[Audio] The Psychology of Persuasion
Persuasion is a powerful entity in our lives, and we often use or are exposed to it on a daily basis. Murray State University Assistant Professor of Psychology Dr. Michael Bordieri speaks with Tracy Ross on Sounds Good about common persuasive tactics.
Bordieri says persuasion has been a recent topic of interest in the psychology community. There has been recent research into, for example, what goes into convincing someone to change their beliefs or do something they are opposed to.
A common tactic is known as the door-in-the-face technique. The idea is making an outrageous request then scaling it down to a more reasonable one.
Generally speaking, people don’t like to say “no.” By transitioning from a large ask to a smaller one, someone may be more inclined to agree.
Another concept is the foot-in-the-door: making a small request then bumping it up. Bordieri says it can be difficult for one to say “no” after giving a “yes” in the first place.
There are a few more techniques below:
- Choices: people may be inclined to take a choice from options they otherwise wouldn’t agree with
- Conformity: the desire to join others and be a part of something can drive behavior
- Scarcity: people tend to psychologically value things when they’re perceived as scarce or the time to make a choice is running out

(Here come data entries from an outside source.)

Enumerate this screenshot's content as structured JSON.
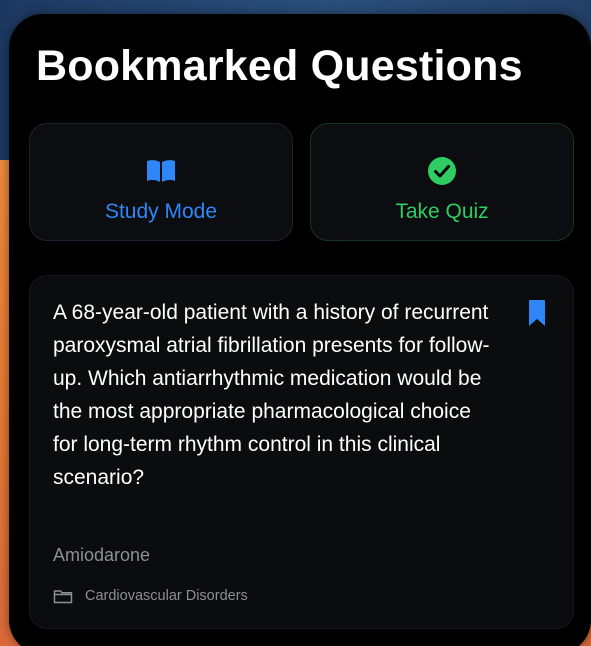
{
  "page": {
    "title": "Bookmarked Questions"
  },
  "actions": {
    "study_mode": {
      "label": "Study Mode",
      "icon": "book-icon",
      "color": "#2f86f6"
    },
    "take_quiz": {
      "label": "Take Quiz",
      "icon": "checkmark-circle-icon",
      "color": "#2fcb63"
    }
  },
  "bookmarked": [
    {
      "question": "A 68-year-old patient with a history of recurrent paroxysmal atrial fibrillation presents for follow-up. Which antiarrhythmic medication would be the most appropriate pharmacological choice for long-term rhythm control in this clinical scenario?",
      "answer": "Amiodarone",
      "category": "Cardiovascular Disorders",
      "bookmark_icon": "bookmark-icon",
      "category_icon": "folder-icon"
    }
  ]
}
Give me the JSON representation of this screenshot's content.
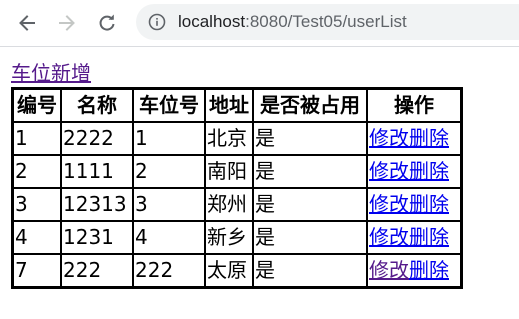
{
  "browser": {
    "url_host": "localhost",
    "url_rest": ":8080/Test05/userList"
  },
  "page": {
    "add_link": "车位新增"
  },
  "table": {
    "headers": [
      "编号",
      "名称",
      "车位号",
      "地址",
      "是否被占用",
      "操作"
    ],
    "rows": [
      {
        "id": "1",
        "name": "2222",
        "spot": "1",
        "address": "北京",
        "occupied": "是",
        "edit": "修改",
        "delete": "删除"
      },
      {
        "id": "2",
        "name": "1111",
        "spot": "2",
        "address": "南阳",
        "occupied": "是",
        "edit": "修改",
        "delete": "删除"
      },
      {
        "id": "3",
        "name": "12313",
        "spot": "3",
        "address": "郑州",
        "occupied": "是",
        "edit": "修改",
        "delete": "删除"
      },
      {
        "id": "4",
        "name": "1231",
        "spot": "4",
        "address": "新乡",
        "occupied": "是",
        "edit": "修改",
        "delete": "删除"
      },
      {
        "id": "7",
        "name": "222",
        "spot": "222",
        "address": "太原",
        "occupied": "是",
        "edit": "修改",
        "delete": "删除"
      }
    ]
  },
  "colors": {
    "link_unvisited": "#0000ee",
    "link_visited": "#551a8b"
  },
  "icons": [
    "back-arrow-icon",
    "forward-arrow-icon",
    "reload-icon",
    "info-icon"
  ]
}
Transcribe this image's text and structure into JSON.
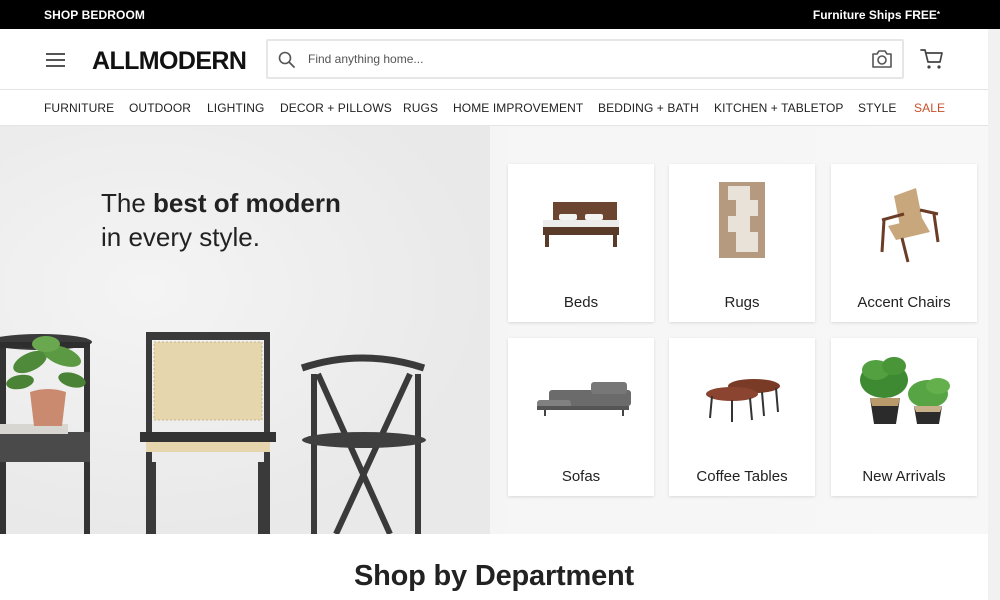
{
  "promo": {
    "left_link": "SHOP BEDROOM",
    "right_text": "Furniture Ships FREE",
    "right_sup": "*"
  },
  "header": {
    "logo": "ALLMODERN",
    "search_placeholder": "Find anything home..."
  },
  "nav": {
    "items": [
      {
        "label": "FURNITURE"
      },
      {
        "label": "OUTDOOR"
      },
      {
        "label": "LIGHTING"
      },
      {
        "label": "DECOR + PILLOWS"
      },
      {
        "label": "RUGS"
      },
      {
        "label": "HOME IMPROVEMENT"
      },
      {
        "label": "BEDDING + BATH"
      },
      {
        "label": "KITCHEN + TABLETOP"
      },
      {
        "label": "STYLE"
      },
      {
        "label": "SALE"
      }
    ],
    "sale_color": "#c8502a"
  },
  "hero": {
    "title_plain": "The ",
    "title_bold": "best of modern",
    "title_line2": "in every style."
  },
  "categories": [
    {
      "label": "Beds",
      "icon": "bed-image"
    },
    {
      "label": "Rugs",
      "icon": "rug-image"
    },
    {
      "label": "Accent Chairs",
      "icon": "accent-chair-image"
    },
    {
      "label": "Sofas",
      "icon": "sofa-image"
    },
    {
      "label": "Coffee Tables",
      "icon": "coffee-table-image"
    },
    {
      "label": "New Arrivals",
      "icon": "plants-image"
    }
  ],
  "section": {
    "title": "Shop by Department"
  }
}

- Central route to persuasion: a more direct approach, persuasion by reasoning and logic